When gambling, you should be able to keep track of reality: a clearly visible clock should be available on screen at all times, and the denomination of each credit should be clearly displayed on the games screen.
For more information about Online Gaming, click here
Returning unwanted Online Goods
Have you ever bought a dress online only to receive it and realise the size is wrong or the colour is not quite what it looked like on screen? Or maybe that briefcase is too heavy for what you had in mind?
Did you know that it is actually easier to return goods bought online than those bought in a shop?
While goods bought in a shop can only be returned, repaired or replaced for a number of specific reasons (if they are broken, or faulty, for example), the system with online purchases is much easier and most online goods and services can be returned or cancelled, with no questions asked.
Do note, however, that there are some items that cannot be returned, such as made-to-measure goods, unsealed audio or video recordings, or computer software, perishables (like food and fresh flowers), and services used by   consumers before the end of the cooling off period
It is also important to be aware that, when we buy goods online, we are entitled to the same legal rights as when we are shopping on the high street.
What to do when Things go Wrong
What happens if you order a car online and the spare key you were supposed to receive never turns up?
Or worse still, your seller’s website disappears and you have no way of contacting him or her?

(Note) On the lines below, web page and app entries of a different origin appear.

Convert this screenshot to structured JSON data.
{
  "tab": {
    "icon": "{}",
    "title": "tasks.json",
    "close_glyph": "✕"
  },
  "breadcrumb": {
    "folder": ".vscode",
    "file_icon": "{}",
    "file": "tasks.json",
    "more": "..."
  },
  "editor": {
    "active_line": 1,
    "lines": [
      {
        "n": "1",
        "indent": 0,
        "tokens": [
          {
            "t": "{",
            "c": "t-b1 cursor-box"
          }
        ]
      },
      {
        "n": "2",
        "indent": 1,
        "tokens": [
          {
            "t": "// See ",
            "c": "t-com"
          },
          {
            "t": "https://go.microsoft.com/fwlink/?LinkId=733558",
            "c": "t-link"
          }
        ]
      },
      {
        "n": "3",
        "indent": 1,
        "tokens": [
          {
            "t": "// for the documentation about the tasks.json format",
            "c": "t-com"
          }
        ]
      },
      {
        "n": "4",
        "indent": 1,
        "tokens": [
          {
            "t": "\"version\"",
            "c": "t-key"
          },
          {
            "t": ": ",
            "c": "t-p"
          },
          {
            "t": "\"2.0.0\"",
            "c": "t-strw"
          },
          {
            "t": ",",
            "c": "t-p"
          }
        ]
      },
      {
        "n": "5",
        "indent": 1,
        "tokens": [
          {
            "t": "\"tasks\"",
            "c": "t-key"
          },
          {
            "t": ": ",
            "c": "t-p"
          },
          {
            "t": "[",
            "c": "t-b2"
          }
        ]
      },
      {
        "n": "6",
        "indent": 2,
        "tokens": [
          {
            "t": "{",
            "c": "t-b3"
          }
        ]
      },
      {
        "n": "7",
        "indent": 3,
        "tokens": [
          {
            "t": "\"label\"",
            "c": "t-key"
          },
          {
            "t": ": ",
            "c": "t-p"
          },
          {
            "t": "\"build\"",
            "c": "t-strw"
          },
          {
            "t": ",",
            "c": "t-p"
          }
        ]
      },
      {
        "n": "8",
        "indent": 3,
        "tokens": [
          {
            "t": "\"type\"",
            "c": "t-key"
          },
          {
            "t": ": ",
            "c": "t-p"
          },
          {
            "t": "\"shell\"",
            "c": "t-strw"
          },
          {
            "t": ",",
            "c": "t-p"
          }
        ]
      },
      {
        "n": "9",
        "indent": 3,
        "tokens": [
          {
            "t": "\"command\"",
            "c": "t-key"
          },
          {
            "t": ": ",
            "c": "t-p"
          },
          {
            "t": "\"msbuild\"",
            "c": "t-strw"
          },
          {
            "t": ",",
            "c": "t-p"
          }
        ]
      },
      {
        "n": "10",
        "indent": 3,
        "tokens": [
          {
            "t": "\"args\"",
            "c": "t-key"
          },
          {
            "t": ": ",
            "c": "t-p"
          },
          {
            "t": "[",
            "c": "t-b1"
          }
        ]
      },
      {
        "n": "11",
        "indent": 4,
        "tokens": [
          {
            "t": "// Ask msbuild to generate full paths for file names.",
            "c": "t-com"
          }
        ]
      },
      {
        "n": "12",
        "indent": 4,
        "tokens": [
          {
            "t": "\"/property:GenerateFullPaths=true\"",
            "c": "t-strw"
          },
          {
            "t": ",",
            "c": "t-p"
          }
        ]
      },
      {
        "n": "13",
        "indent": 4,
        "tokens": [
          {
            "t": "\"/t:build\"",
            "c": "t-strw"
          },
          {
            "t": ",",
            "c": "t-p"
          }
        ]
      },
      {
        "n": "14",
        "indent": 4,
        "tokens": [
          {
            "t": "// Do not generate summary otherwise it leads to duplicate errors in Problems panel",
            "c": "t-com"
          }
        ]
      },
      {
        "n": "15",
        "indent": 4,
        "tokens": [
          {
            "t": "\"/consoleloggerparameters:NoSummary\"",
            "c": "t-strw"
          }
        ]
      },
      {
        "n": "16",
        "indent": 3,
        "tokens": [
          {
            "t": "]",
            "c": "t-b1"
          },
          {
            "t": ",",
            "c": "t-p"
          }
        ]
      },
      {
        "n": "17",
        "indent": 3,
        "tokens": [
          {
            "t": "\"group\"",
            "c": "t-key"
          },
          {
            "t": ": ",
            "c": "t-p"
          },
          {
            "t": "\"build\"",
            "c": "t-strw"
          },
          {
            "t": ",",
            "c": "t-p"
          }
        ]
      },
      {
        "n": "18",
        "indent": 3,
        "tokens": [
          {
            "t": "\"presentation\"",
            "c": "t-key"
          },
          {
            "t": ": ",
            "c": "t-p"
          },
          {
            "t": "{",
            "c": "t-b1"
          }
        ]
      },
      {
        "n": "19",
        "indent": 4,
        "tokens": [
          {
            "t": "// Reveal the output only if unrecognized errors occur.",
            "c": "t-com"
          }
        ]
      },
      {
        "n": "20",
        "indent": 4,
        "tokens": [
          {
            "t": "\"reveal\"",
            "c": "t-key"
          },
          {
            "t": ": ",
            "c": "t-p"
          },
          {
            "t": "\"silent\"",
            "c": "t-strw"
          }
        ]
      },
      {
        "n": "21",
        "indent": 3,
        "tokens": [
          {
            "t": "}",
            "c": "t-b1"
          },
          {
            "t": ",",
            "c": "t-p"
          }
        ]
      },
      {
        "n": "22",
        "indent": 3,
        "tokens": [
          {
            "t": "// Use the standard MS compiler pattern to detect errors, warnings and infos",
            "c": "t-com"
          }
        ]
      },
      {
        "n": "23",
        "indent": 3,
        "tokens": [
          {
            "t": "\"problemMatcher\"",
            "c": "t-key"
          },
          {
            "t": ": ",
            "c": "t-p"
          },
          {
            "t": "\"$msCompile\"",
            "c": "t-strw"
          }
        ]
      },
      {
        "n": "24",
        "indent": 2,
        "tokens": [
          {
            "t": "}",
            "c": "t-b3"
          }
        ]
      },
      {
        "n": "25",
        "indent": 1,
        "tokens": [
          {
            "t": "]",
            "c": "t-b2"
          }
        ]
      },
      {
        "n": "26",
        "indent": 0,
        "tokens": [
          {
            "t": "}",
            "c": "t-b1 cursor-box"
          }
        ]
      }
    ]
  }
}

Or maybe the car you hired when abroad is falling apart and the rental service refuses to help?
If you find yourself in trouble as a consumer, the European Consumer Centre of Malta (ECC Malta) is there to help. ECC Malta is there to inform, advise and help consumers in connection with cross border trade with the EU.
You can also seek help online through ECC-Net. This website can help you in the following ways:
• advise you on your consumer rights when shopping and travelling in the EU, Norway or Iceland;
• give you practical consumer tips before your purchase or booking, which will help you save money and avoid problems;
• help you contact the trader when you have a problem resolving your complaint;
• inform you on alternative ways to deal with your complaint if an amicable solution cannot be found.
For more information, click here to access a number of helpful online leaflets and brochures about helping customers in the EU.
Unfair Treatment
If you have been treated unfairly through cheating, fraud, misinformation and so on, the Enforcement
Directorate at the Malta Competition and Consumer Affairs Authority is there to help and defend your rights as a consumer.
The Enforcement Directorate focuses on the enforcement of consumer protection legislation. It investigates unfair trading practices and unfair contract terms and takes the necessary measures for the suppression and prevention of such practices, which may be detrimental to the interests of consumers. Furthermore, it ensures price transparency and compliance with other information requirements and monitors trading practices relating to the provision of goods and services to consumers. For more information about the Enforcement Directorate, click here.